WHAT IS NEEDED:
Reproduce the lines below exactly. Skip images.

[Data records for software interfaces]
Content starts
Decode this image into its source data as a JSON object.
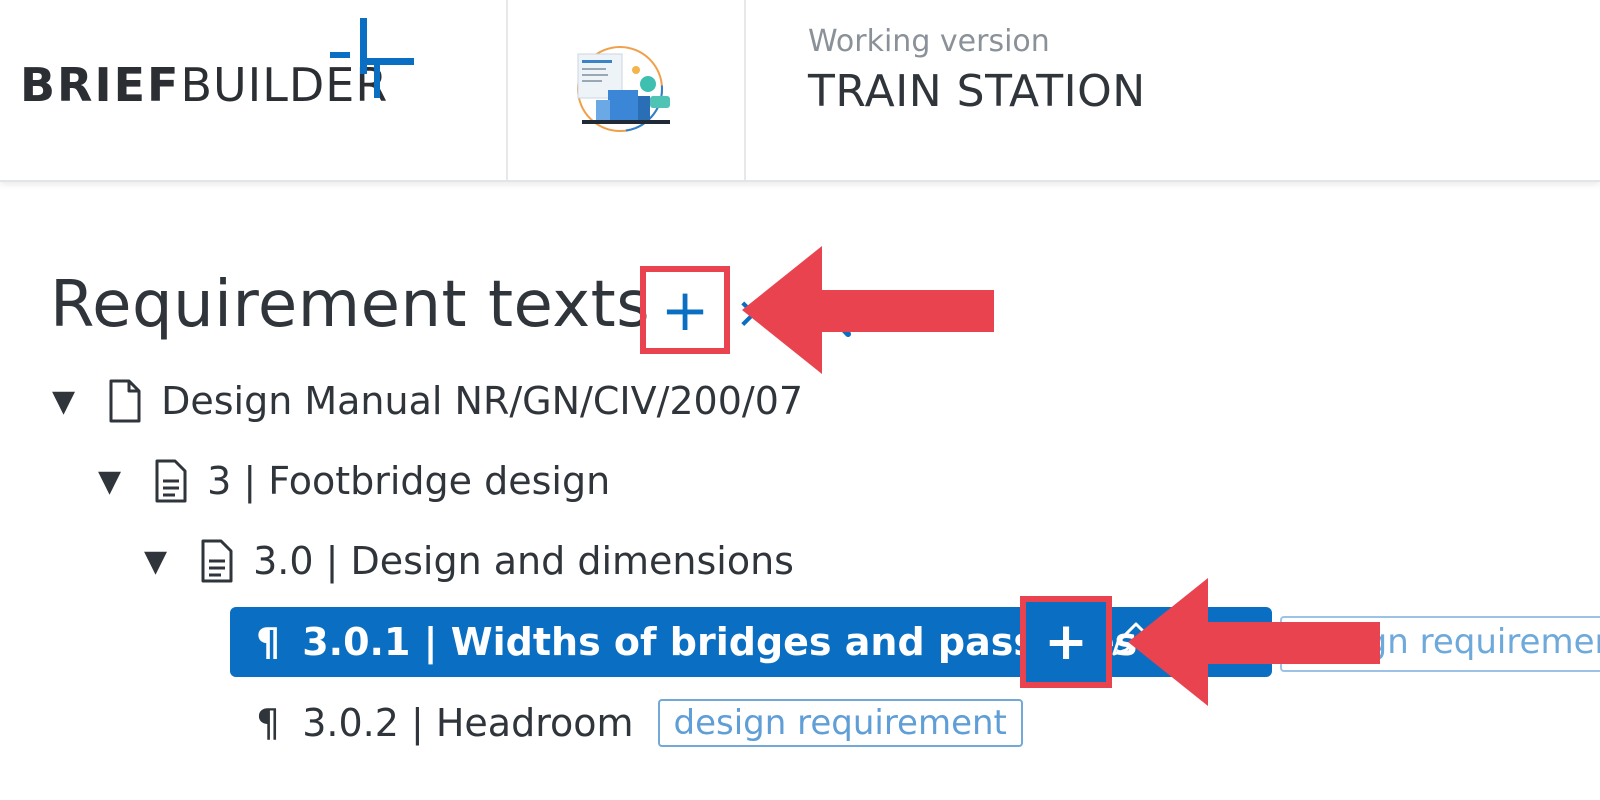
{
  "brand": {
    "logo_bold": "BRIEF",
    "logo_light": "BUILDER",
    "accent": "#0a6fc2"
  },
  "header": {
    "version_label": "Working version",
    "project_name": "TRAIN STATION",
    "thumbnail_icon": "project-illustration"
  },
  "main": {
    "title": "Requirement texts",
    "add_label": "+",
    "collapse_icon": "collapse-all-icon",
    "search_icon": "search-icon"
  },
  "tree": {
    "root": {
      "label": "Design Manual NR/GN/CIV/200/07"
    },
    "chapter": {
      "label": "3 | Footbridge design"
    },
    "section": {
      "label": "3.0 | Design and dimensions"
    },
    "selected": {
      "label": "3.0.1 | Widths of bridges and passages",
      "add_label": "+",
      "tag": "design requirement"
    },
    "item2": {
      "label": "3.0.2 | Headroom",
      "tag": "design requirement"
    }
  },
  "colors": {
    "highlight": "#e8434e",
    "selected_bg": "#0a6fc2",
    "tag_border": "#73a9d8"
  }
}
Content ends
RESULT BELOW:
Decode this image into its source data as a JSON object.
{
  "brand": {
    "logo_bold": "BRIEF",
    "logo_light": "BUILDER",
    "accent": "#0a6fc2"
  },
  "header": {
    "version_label": "Working version",
    "project_name": "TRAIN STATION",
    "thumbnail_icon": "project-illustration"
  },
  "main": {
    "title": "Requirement texts",
    "add_label": "+",
    "collapse_icon": "collapse-all-icon",
    "search_icon": "search-icon"
  },
  "tree": {
    "root": {
      "label": "Design Manual NR/GN/CIV/200/07"
    },
    "chapter": {
      "label": "3 | Footbridge design"
    },
    "section": {
      "label": "3.0 | Design and dimensions"
    },
    "selected": {
      "label": "3.0.1 | Widths of bridges and passages",
      "add_label": "+",
      "tag": "design requirement"
    },
    "item2": {
      "label": "3.0.2 | Headroom",
      "tag": "design requirement"
    }
  },
  "colors": {
    "highlight": "#e8434e",
    "selected_bg": "#0a6fc2",
    "tag_border": "#73a9d8"
  }
}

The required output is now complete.